Prime Minister Mark Rutte has upped the ante in the Dutch campaign for the European Parliament elections, turning the vote into a two-way battle between his liberal-conservative VVD party and the far-right FvD, led by the controversial, ideologically extreme Thierry Baudet.
Behind this is Rutte’s wish to avoid a repeat of the provincial elections in March, when the FvD surprisingly ended up first, although polls predicted another win for the VVD.
It started with an announcement on 14 May where Rutte openly attacked Baudet, calling his theories and ideas such as Nexit bizarre and crazy, depicting him and his party as a threat to the country. He went on to challenge Baudet to a one on one debate.
Rutte also increased his media visibility for the campaign, overshadowing by far the VVD’s official campaign leader, Malik Azmani. The move was remarkable and in sharp contrast to the VVD’s campaign for the provincial elections of March, where Baudet or the FvD were barely mentioned.
Most Dutch media jumped at Rutte’s challenge to Baudet, and the latter’s picking up of the gauntlet through tactful social media messaging.
Discussions on the format, type and venue of the debate largely overshadowed campaigns of other political parties, including that of Frans Timmermans, the Spitzenkandidat for the EU’s social democrats.
Eventually, the opponents agreed to hold the debate on Wednesday (22 May), a day before the EP elections in the Netherlands. Most other EU states hold their EU elections between 24 and 26 May.
Projections and implications
A recent poll suggests that a small share of voters could potentially switch allegiance and instead vote tactically for either the VVD or FvD. Any slight shift in support here could very well hand one of the two parties a symbolic but crucial victory.
The poll includes a projection based on 2014’s EP elections, predicting both parties could gain around 15% of the vote or five MEP seats each.

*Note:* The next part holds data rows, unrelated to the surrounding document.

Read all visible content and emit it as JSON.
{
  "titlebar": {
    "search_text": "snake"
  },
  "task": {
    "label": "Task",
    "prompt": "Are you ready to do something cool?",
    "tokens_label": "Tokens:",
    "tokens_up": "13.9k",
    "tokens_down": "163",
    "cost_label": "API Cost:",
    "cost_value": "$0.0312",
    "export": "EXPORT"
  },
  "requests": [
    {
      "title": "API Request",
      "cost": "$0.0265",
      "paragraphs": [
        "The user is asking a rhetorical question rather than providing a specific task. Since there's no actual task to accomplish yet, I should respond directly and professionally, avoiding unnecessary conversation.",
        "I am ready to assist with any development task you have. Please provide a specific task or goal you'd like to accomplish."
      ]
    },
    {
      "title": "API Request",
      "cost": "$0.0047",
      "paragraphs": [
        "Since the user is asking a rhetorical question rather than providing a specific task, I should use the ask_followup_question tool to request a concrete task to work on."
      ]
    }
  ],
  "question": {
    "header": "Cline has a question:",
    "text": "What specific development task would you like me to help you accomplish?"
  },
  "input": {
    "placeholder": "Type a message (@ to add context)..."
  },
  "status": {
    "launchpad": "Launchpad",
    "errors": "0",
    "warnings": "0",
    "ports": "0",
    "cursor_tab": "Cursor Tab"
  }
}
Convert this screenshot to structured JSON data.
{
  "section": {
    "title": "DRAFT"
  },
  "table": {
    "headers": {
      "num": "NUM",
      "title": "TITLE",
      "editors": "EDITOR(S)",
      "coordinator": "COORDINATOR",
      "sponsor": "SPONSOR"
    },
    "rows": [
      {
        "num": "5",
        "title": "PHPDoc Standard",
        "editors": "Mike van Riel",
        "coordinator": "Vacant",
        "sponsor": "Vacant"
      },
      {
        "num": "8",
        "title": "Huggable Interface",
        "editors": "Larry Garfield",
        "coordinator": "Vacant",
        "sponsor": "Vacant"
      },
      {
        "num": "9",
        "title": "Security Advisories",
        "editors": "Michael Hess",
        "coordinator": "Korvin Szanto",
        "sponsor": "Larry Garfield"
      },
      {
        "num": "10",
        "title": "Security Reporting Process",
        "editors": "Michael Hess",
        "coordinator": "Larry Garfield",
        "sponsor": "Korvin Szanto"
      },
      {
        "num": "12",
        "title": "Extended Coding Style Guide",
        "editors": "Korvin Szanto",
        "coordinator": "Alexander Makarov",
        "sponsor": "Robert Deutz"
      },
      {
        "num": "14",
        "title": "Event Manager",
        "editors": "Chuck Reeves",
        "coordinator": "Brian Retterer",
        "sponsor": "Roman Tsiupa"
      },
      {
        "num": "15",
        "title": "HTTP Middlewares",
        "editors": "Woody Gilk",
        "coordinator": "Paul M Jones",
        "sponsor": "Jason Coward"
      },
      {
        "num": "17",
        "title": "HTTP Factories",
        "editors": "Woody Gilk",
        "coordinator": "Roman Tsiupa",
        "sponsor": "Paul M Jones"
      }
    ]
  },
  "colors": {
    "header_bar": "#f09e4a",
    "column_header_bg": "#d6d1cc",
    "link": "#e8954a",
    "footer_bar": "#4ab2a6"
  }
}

However, there are a few caveats, given that the traditionally low turnout in EP elections in the Netherlands (37% in 2014), has favoured the more pro-EU parties. This does not really include the VVD, which had long been a soft Eurosceptic party, before Rutte’s recent more pro-EU turn, but he might still succeed in attracting those voters.
On the other hand, the gamble to hold the duel might backfire, as it could motivate more Eurosceptic voters to head to the ballot box.
In any case, the Dutch have in recent years warmed up to the EU, partly because of Brexit, and 84% of people now consider EU membership a good thing – the second highest after Luxembourg. On top of that, 86% of people indicated that they would vote to remain in the EU in case a referendum was held.
This is where the FvD’s position matters, but the party has been ambiguous in the past and has held different positions on the issue of Nexit, and there are some divisions in the party itself.
In general, they say they prefer to reform the EU from within, rather than follow the risky Brexit path. But they still want to hold a referendum on EU membership at some point.
Several pro-EU parties are trailing the FvD and VVD in the polls, including the social-democrat PvdA and Christian democrat CDA that could gain 13% of the vote each, or in 3-4 MEP seats each. The Greens and Social Liberals could end up with two MEP seats each.
Some other Eurosceptic parties like the declining far-right PVV and socialist SP are expected to win a single MEP. But overall, a victory of the more pro-EU camp is inevitable.
Consequences of the battle royale
If Nexit takes centre stage during the duel, Rutte could present himself as the responsible statesman compared to Baudet and, if successful, re-assert his VVD as the dominant political party.
However, by betting high on this duel, Rutte could also see himself and his party lose. More than that, he would be personally blamed for the loss, contrary to the provincial elections where he had largely stayed away. This could, in turn, have political consequences for him and provide additional momentum for the FvD.
One clear win will be a higher turnout. It was just 37% in 2014 but this year’s vote is expected to prompt more people, both Eurosceptic and pro-EU voters, to head to the ballot box.
Robert Steenland works as an evaluation and research consultant in EU policies, as well as an analyst in EU politics.
[Edited by Zoran Radosavljevic]